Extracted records
>>>>
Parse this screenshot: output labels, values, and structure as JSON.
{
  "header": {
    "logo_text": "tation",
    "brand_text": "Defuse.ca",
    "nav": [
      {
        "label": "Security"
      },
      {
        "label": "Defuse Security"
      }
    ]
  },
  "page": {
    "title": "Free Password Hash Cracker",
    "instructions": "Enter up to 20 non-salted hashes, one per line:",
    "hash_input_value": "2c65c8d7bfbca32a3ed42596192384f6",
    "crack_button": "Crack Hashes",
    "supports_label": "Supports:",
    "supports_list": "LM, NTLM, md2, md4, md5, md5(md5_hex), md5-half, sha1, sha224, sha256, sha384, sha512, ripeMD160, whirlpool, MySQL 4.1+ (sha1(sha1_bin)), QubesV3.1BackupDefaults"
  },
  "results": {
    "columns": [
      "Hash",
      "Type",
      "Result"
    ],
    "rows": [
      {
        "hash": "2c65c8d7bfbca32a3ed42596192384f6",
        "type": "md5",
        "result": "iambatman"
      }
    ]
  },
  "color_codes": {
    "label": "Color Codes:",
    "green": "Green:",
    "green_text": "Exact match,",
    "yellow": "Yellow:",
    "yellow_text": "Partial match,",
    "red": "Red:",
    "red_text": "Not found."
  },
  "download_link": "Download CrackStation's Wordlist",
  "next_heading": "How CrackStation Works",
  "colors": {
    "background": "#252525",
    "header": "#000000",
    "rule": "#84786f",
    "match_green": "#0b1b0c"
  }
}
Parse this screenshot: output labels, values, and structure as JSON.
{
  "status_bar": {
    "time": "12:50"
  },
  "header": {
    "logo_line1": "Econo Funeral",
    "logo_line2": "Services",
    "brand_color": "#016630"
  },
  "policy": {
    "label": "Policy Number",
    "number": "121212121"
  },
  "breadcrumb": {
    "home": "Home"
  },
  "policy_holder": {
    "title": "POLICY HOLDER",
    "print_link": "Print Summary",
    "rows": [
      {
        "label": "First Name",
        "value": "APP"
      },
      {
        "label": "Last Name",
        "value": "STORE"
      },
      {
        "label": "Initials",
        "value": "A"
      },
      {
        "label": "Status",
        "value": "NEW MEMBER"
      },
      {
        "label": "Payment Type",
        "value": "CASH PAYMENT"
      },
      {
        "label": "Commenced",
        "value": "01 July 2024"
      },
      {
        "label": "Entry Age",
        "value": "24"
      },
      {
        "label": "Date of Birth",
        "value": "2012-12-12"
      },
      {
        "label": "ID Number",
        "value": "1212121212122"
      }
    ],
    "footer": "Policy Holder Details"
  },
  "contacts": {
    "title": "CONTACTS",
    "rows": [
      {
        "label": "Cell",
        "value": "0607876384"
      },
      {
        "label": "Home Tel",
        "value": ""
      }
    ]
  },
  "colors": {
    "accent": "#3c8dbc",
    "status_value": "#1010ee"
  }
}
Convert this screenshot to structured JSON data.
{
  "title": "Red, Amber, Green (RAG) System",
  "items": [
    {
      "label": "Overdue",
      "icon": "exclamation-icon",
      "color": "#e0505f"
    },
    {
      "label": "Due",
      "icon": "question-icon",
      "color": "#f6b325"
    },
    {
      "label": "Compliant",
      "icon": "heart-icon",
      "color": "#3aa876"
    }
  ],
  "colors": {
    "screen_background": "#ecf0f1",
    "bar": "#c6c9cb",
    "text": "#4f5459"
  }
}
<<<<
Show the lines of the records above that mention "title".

    "title": "Free Password Hash Cracker",
    "title": "POLICY HOLDER",
    "title": "CONTACTS",
  "title": "Red, Amber, Green (RAG) System",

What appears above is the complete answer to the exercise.